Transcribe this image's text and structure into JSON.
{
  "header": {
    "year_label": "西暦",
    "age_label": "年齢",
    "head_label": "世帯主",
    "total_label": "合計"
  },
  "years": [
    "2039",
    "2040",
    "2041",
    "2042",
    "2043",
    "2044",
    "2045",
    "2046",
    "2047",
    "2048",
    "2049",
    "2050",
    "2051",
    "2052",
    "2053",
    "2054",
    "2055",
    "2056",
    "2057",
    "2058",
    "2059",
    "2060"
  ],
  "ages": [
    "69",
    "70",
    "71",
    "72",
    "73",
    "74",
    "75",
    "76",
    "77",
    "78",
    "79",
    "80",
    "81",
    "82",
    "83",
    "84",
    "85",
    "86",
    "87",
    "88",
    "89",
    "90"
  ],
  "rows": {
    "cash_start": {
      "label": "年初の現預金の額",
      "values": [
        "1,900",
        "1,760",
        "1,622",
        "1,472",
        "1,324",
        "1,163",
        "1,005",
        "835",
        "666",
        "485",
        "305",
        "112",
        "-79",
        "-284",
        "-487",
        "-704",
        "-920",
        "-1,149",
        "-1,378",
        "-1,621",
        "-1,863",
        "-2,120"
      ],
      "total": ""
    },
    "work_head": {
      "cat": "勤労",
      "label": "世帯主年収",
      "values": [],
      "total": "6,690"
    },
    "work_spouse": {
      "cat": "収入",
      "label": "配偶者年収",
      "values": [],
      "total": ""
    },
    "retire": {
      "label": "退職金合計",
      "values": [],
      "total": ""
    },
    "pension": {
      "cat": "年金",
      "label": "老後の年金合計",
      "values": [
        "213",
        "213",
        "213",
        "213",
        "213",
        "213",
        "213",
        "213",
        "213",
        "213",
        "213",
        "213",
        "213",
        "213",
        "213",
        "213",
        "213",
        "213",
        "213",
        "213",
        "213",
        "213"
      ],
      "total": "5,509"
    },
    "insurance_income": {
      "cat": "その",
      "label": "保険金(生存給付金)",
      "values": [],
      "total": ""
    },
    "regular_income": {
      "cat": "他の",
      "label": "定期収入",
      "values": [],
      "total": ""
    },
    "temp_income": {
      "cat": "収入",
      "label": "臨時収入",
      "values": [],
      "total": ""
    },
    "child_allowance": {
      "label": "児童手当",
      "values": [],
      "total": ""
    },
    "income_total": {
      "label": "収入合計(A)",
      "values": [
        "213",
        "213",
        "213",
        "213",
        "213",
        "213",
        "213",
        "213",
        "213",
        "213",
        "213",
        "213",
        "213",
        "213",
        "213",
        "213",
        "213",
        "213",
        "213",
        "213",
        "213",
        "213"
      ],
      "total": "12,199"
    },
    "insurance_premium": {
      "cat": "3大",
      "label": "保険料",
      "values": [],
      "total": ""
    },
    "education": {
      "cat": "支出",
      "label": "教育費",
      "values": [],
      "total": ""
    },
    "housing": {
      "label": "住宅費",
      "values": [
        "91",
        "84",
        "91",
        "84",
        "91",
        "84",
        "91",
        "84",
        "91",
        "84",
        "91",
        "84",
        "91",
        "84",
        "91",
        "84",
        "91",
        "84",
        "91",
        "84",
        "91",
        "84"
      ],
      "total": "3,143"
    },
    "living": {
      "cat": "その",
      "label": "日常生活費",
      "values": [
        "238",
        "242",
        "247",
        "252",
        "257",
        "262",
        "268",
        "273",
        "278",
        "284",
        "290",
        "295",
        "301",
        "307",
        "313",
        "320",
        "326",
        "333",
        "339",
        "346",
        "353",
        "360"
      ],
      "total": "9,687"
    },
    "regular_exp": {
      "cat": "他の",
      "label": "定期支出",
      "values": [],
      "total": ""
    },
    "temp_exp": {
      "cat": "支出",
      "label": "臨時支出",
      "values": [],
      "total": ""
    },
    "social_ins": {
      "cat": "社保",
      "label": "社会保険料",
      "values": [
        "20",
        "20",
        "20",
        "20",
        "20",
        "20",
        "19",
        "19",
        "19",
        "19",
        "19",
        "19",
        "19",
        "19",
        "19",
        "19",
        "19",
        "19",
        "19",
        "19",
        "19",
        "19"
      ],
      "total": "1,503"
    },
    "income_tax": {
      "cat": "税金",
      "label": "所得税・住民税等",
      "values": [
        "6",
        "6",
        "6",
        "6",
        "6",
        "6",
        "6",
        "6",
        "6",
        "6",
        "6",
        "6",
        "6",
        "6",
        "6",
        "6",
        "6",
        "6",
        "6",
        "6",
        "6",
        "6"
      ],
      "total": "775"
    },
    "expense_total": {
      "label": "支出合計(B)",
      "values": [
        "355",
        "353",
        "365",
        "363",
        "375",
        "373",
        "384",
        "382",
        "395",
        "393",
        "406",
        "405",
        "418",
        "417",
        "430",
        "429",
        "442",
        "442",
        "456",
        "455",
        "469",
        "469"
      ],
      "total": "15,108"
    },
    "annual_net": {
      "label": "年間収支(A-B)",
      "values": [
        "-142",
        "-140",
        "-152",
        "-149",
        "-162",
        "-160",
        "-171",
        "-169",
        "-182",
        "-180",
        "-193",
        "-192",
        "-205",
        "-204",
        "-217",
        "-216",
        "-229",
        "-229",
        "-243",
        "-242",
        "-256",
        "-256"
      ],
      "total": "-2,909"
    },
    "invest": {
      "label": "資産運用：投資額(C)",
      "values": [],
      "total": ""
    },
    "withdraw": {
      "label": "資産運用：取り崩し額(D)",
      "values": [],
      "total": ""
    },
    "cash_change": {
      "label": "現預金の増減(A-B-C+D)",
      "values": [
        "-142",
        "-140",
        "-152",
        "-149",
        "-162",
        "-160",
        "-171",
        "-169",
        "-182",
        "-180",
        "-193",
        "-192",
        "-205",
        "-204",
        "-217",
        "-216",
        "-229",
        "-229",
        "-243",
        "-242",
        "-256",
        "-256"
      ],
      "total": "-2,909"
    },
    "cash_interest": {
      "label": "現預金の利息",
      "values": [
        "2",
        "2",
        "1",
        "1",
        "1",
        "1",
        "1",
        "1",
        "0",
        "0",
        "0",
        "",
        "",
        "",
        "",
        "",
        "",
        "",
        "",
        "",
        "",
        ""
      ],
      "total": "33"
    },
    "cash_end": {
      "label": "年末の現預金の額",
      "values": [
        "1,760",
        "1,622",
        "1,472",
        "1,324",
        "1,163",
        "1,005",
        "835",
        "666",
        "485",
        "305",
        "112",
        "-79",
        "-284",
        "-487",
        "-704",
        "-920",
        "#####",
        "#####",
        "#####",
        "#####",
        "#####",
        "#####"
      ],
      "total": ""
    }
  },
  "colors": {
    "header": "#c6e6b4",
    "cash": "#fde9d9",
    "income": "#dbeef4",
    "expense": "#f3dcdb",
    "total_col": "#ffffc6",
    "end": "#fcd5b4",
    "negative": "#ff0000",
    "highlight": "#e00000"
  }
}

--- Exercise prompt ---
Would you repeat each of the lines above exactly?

--- Exercise output ---
Transcribe this image's text and structure into JSON.
{
  "header": {
    "year_label": "西暦",
    "age_label": "年齢",
    "head_label": "世帯主",
    "total_label": "合計"
  },
  "years": [
    "2039",
    "2040",
    "2041",
    "2042",
    "2043",
    "2044",
    "2045",
    "2046",
    "2047",
    "2048",
    "2049",
    "2050",
    "2051",
    "2052",
    "2053",
    "2054",
    "2055",
    "2056",
    "2057",
    "2058",
    "2059",
    "2060"
  ],
  "ages": [
    "69",
    "70",
    "71",
    "72",
    "73",
    "74",
    "75",
    "76",
    "77",
    "78",
    "79",
    "80",
    "81",
    "82",
    "83",
    "84",
    "85",
    "86",
    "87",
    "88",
    "89",
    "90"
  ],
  "rows": {
    "cash_start": {
      "label": "年初の現預金の額",
      "values": [
        "1,900",
        "1,760",
        "1,622",
        "1,472",
        "1,324",
        "1,163",
        "1,005",
        "835",
        "666",
        "485",
        "305",
        "112",
        "-79",
        "-284",
        "-487",
        "-704",
        "-920",
        "-1,149",
        "-1,378",
        "-1,621",
        "-1,863",
        "-2,120"
      ],
      "total": ""
    },
    "work_head": {
      "cat": "勤労",
      "label": "世帯主年収",
      "values": [],
      "total": "6,690"
    },
    "work_spouse": {
      "cat": "収入",
      "label": "配偶者年収",
      "values": [],
      "total": ""
    },
    "retire": {
      "label": "退職金合計",
      "values": [],
      "total": ""
    },
    "pension": {
      "cat": "年金",
      "label": "老後の年金合計",
      "values": [
        "213",
        "213",
        "213",
        "213",
        "213",
        "213",
        "213",
        "213",
        "213",
        "213",
        "213",
        "213",
        "213",
        "213",
        "213",
        "213",
        "213",
        "213",
        "213",
        "213",
        "213",
        "213"
      ],
      "total": "5,509"
    },
    "insurance_income": {
      "cat": "その",
      "label": "保険金(生存給付金)",
      "values": [],
      "total": ""
    },
    "regular_income": {
      "cat": "他の",
      "label": "定期収入",
      "values": [],
      "total": ""
    },
    "temp_income": {
      "cat": "収入",
      "label": "臨時収入",
      "values": [],
      "total": ""
    },
    "child_allowance": {
      "label": "児童手当",
      "values": [],
      "total": ""
    },
    "income_total": {
      "label": "収入合計(A)",
      "values": [
        "213",
        "213",
        "213",
        "213",
        "213",
        "213",
        "213",
        "213",
        "213",
        "213",
        "213",
        "213",
        "213",
        "213",
        "213",
        "213",
        "213",
        "213",
        "213",
        "213",
        "213",
        "213"
      ],
      "total": "12,199"
    },
    "insurance_premium": {
      "cat": "3大",
      "label": "保険料",
      "values": [],
      "total": ""
    },
    "education": {
      "cat": "支出",
      "label": "教育費",
      "values": [],
      "total": ""
    },
    "housing": {
      "label": "住宅費",
      "values": [
        "91",
        "84",
        "91",
        "84",
        "91",
        "84",
        "91",
        "84",
        "91",
        "84",
        "91",
        "84",
        "91",
        "84",
        "91",
        "84",
        "91",
        "84",
        "91",
        "84",
        "91",
        "84"
      ],
      "total": "3,143"
    },
    "living": {
      "cat": "その",
      "label": "日常生活費",
      "values": [
        "238",
        "242",
        "247",
        "252",
        "257",
        "262",
        "268",
        "273",
        "278",
        "284",
        "290",
        "295",
        "301",
        "307",
        "313",
        "320",
        "326",
        "333",
        "339",
        "346",
        "353",
        "360"
      ],
      "total": "9,687"
    },
    "regular_exp": {
      "cat": "他の",
      "label": "定期支出",
      "values": [],
      "total": ""
    },
    "temp_exp": {
      "cat": "支出",
      "label": "臨時支出",
      "values": [],
      "total": ""
    },
    "social_ins": {
      "cat": "社保",
      "label": "社会保険料",
      "values": [
        "20",
        "20",
        "20",
        "20",
        "20",
        "20",
        "19",
        "19",
        "19",
        "19",
        "19",
        "19",
        "19",
        "19",
        "19",
        "19",
        "19",
        "19",
        "19",
        "19",
        "19",
        "19"
      ],
      "total": "1,503"
    },
    "income_tax": {
      "cat": "税金",
      "label": "所得税・住民税等",
      "values": [
        "6",
        "6",
        "6",
        "6",
        "6",
        "6",
        "6",
        "6",
        "6",
        "6",
        "6",
        "6",
        "6",
        "6",
        "6",
        "6",
        "6",
        "6",
        "6",
        "6",
        "6",
        "6"
      ],
      "total": "775"
    },
    "expense_total": {
      "label": "支出合計(B)",
      "values": [
        "355",
        "353",
        "365",
        "363",
        "375",
        "373",
        "384",
        "382",
        "395",
        "393",
        "406",
        "405",
        "418",
        "417",
        "430",
        "429",
        "442",
        "442",
        "456",
        "455",
        "469",
        "469"
      ],
      "total": "15,108"
    },
    "annual_net": {
      "label": "年間収支(A-B)",
      "values": [
        "-142",
        "-140",
        "-152",
        "-149",
        "-162",
        "-160",
        "-171",
        "-169",
        "-182",
        "-180",
        "-193",
        "-192",
        "-205",
        "-204",
        "-217",
        "-216",
        "-229",
        "-229",
        "-243",
        "-242",
        "-256",
        "-256"
      ],
      "total": "-2,909"
    },
    "invest": {
      "label": "資産運用：投資額(C)",
      "values": [],
      "total": ""
    },
    "withdraw": {
      "label": "資産運用：取り崩し額(D)",
      "values": [],
      "total": ""
    },
    "cash_change": {
      "label": "現預金の増減(A-B-C+D)",
      "values": [
        "-142",
        "-140",
        "-152",
        "-149",
        "-162",
        "-160",
        "-171",
        "-169",
        "-182",
        "-180",
        "-193",
        "-192",
        "-205",
        "-204",
        "-217",
        "-216",
        "-229",
        "-229",
        "-243",
        "-242",
        "-256",
        "-256"
      ],
      "total": "-2,909"
    },
    "cash_interest": {
      "label": "現預金の利息",
      "values": [
        "2",
        "2",
        "1",
        "1",
        "1",
        "1",
        "1",
        "1",
        "0",
        "0",
        "0",
        "",
        "",
        "",
        "",
        "",
        "",
        "",
        "",
        "",
        "",
        ""
      ],
      "total": "33"
    },
    "cash_end": {
      "label": "年末の現預金の額",
      "values": [
        "1,760",
        "1,622",
        "1,472",
        "1,324",
        "1,163",
        "1,005",
        "835",
        "666",
        "485",
        "305",
        "112",
        "-79",
        "-284",
        "-487",
        "-704",
        "-920",
        "#####",
        "#####",
        "#####",
        "#####",
        "#####",
        "#####"
      ],
      "total": ""
    }
  },
  "colors": {
    "header": "#c6e6b4",
    "cash": "#fde9d9",
    "income": "#dbeef4",
    "expense": "#f3dcdb",
    "total_col": "#ffffc6",
    "end": "#fcd5b4",
    "negative": "#ff0000",
    "highlight": "#e00000"
  }
}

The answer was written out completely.